A Green Country man was pierced by a bullet while walking out of the woods on a deer hunting trip. John Mason was shot Friday evening while hunting on public land in the Welling area, east of Tahlequah.
The person who pulled the trigger left, but John’s family said if it weren't for his father, John might not be alive today.
John has been recovering in the hospital since he was shot Friday. His family says they're thankful it wasn't any worse. Still, they want to know who would shoot someone, then walk away.
“We had our orange hats on and our orange vests,” said John’s father, longtime hunter, Bill Mason.
Deer hunting is the common bond Bill Mason shares with his son, John.
“We've been pretty much been hunting ever since he was 10 or 12 years old,” Bill said.

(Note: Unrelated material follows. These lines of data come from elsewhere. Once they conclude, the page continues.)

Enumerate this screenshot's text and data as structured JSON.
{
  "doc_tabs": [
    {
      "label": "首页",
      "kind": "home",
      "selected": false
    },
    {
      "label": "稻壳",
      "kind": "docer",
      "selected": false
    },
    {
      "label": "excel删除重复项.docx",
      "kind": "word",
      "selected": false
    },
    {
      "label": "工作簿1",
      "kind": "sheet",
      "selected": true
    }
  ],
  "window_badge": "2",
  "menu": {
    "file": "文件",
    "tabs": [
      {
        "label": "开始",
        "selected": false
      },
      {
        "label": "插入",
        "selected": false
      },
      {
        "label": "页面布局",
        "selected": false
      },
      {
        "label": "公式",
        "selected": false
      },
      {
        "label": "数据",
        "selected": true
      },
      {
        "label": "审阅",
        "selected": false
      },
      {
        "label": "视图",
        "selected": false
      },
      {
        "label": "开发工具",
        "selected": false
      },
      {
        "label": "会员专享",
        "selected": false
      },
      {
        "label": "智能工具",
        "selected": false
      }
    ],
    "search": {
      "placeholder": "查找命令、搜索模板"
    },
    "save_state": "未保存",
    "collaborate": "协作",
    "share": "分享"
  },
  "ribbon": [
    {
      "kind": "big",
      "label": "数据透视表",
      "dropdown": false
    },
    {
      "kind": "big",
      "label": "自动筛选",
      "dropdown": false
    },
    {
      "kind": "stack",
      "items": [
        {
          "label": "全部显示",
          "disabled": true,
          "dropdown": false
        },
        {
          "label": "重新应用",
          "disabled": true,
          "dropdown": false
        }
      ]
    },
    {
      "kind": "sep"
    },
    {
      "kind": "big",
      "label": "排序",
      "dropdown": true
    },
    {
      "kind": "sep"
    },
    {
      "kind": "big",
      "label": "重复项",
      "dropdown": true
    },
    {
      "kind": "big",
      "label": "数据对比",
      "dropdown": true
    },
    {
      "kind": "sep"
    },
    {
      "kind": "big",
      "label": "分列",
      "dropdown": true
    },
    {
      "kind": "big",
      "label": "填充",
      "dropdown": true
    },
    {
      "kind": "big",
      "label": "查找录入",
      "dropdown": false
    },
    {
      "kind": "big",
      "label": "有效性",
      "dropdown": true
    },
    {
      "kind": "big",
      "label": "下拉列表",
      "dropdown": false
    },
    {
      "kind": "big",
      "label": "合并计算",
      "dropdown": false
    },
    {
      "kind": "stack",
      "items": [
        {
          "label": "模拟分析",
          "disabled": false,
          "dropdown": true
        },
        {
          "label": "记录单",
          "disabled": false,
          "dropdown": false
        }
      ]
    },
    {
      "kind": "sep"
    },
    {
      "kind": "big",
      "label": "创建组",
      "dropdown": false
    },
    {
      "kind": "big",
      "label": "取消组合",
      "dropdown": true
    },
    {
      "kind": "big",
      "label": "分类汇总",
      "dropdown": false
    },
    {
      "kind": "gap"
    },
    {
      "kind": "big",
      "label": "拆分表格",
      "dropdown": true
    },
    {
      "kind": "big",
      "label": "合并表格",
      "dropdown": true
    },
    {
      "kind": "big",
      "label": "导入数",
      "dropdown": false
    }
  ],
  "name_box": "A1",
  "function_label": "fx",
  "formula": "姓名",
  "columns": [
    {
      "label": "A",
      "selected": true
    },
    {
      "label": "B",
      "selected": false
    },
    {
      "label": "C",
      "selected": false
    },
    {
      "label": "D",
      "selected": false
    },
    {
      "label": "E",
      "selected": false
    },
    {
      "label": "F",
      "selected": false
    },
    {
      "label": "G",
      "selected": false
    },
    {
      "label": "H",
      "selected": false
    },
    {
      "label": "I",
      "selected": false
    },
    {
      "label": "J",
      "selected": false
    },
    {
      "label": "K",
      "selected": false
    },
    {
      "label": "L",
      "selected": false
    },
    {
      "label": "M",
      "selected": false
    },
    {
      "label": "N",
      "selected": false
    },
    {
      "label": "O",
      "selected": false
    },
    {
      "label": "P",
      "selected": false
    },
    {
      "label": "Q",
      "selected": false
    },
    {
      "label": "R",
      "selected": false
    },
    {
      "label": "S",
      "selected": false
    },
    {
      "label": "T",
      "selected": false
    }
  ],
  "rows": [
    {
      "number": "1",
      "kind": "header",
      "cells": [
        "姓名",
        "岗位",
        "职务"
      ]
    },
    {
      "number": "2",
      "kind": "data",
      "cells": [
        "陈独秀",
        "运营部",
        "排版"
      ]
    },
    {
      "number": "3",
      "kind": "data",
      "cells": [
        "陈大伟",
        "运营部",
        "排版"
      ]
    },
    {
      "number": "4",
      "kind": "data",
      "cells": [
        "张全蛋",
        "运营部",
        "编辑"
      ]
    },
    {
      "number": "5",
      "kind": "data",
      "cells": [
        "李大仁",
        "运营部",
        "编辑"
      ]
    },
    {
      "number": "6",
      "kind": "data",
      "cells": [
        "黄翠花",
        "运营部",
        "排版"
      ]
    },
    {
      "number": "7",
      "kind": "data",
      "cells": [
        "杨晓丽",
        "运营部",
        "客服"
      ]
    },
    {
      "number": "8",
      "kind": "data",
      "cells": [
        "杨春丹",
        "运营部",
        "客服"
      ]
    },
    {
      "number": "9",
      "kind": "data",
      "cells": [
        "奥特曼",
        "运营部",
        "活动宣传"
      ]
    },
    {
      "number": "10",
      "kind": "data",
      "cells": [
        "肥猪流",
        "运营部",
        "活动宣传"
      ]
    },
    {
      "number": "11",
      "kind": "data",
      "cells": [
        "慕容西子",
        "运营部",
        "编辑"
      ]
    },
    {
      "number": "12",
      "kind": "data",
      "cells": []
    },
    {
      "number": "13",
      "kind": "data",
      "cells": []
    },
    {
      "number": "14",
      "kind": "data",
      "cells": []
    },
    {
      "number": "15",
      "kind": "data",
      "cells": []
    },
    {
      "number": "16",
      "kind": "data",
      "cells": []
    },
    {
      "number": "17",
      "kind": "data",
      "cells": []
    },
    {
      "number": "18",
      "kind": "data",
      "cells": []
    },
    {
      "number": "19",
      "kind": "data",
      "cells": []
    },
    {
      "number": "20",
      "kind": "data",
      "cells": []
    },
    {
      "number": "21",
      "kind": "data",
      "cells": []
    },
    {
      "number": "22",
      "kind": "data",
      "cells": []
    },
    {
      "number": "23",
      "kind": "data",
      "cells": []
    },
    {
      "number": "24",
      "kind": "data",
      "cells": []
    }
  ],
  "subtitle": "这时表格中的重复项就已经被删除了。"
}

It's a sport the two respect--with rules they follow.
“It's got to be a safe, ethical shot to be able to make sure something like this don't happen,” said Bill. “If you can't see it, don't shoot it.”
But it seems not everyone plays by that same set of rules.
“Never had anything like this happen,” said Bill.
The sun had all but set Friday evening, when Bill jumped out of his deer stand, headed toward his son's hunting spot.
“It was about 5:37, and I heard two shots,” Bill said.
Two shots followed by a scream that’s still ringing in his ears.
“Bone chilling,” said Bill. “Just something you never want to hear, something I don't ever, ever want to have to listen to again.”
The bullet pierced John's right arm and shoulder before going out his back. They didn’t see the shooter, but Bill thinks the shot was taken from the ground no more than 50 yards away.
“Whoever pulled that trigger knows he shot a person. And when he left, he left knowing that he was leaving somebody to die,” Bill said.
John was bleeding badly and it was a quarter-mile walk out of the woods--a walk he might have made without his dad by his side.
“He probably wouldn't be here, I think might have passed out and bled to death,” Bill said. “He's a tough young man, tough young man to make it out.”
There are a number of houses near the public hunting land and neighbors told deputies they heard at least one gunshot, they also say they remember seeing a red, four-door Dodge pickup in the area at the time of the shooting.
“We're not sure if they're witnesses, suspects, what their status is, but we would like to speak with them to see if they know anything,” Cherokee County Undersheriff Jason Chennault said.
Chennault said if the shooter had come forward initially, it’s possible the person wouldn’t have faced charges.
“If they would have told us when it happened, we probably could have explained away, if it wasn't intentional,” said the undersheriff.
But with each passing day, Chennault said the shooting because more suspicious.
“The longer it goes, the more it looks like they're hiding something,” Chennault said.
The victim’s father said he can forgive an accident, but he can’t forgive someone who would just walk away from an injured man.
For Bill, his peace of mind will come when the shooter is caught.
"I just don't want this ever to happen again, and if this person is ever allowed to go back in the woods, it could happen again,” Bill said.
Afer two surgeries, John will walk away with some nerve damage and many questions.
“He just would like to know why they did not stay and help,” Bill said, speaking for his son.
The undersheriff asks anyone with any information to call the Cherokee County Sheriff's Office at 918-456-2583. He says you can make that call anonymously.
He said the shooter could face charges of reckless use of a weapon or assault and battery with a deadly weapon.